… let ACC commissioner John Swofford explain the way today’s world works to you.
ACC commissioner John Swofford said the NCAA board will consider in April legislation from the ACC and Big 12 to give conferences autonomy on how they stage conference championship games. The legislation would eliminate the requirement that in order to stage a conference championship game a league must have 12 teams, round-robin divisional play and pair two division champions for the championship.
There appears to be considerable support for allowing conferences, not the NCAA, to decide how to stage league championship games.
“I think it would be in keeping with the decentralization of a lot of things in the NCAA,” Swofford said. “We’re supportive of this mainly out of principle, not because we know what we would do if we had that autonomy.”
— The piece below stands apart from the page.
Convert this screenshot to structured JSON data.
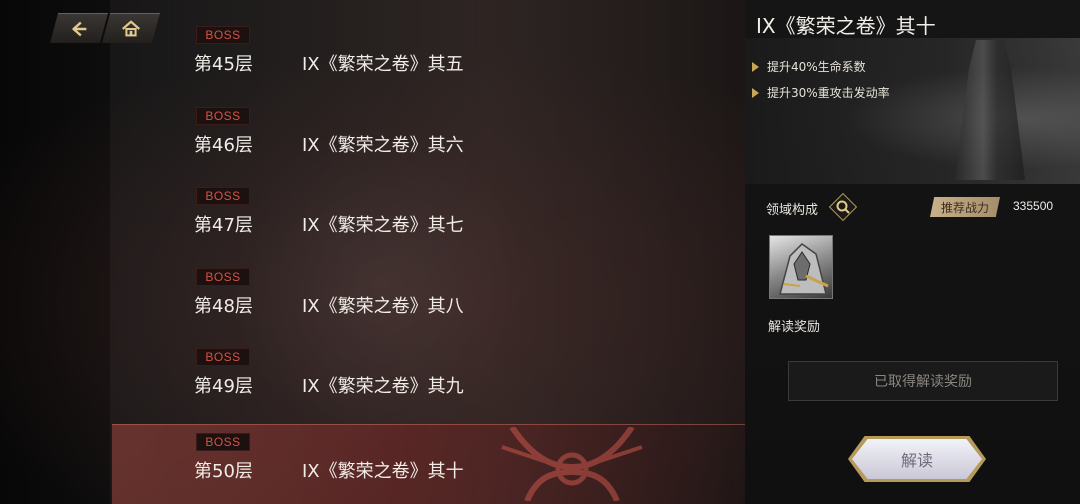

The ACC has had mixed reviews internally about changing its championship game format. A positive is scrapping divisions would allow teams to play each other more frequently during the regular season.
“From a pure business standpoint, it could be helpful,” Swofford said, referring to more attractive regular-season matchups for TV and attendance. “But you give up some things too. You give up divisional races, for one.”
Minor detail. What’s the need for a divisional race in a world of eight-team (or larger) national playoffs? Think I’m exaggerating?
Just like with men’s basketball, making the playoff field is slowly becoming the be all and end all for college football. And to get there, these guys are at a point where they’re willing to sell anything that isn’t nailed down. And they’ll consider an offer for that stuff, too.
In case you missed it, we’re just wallets. And the players are just amateurs.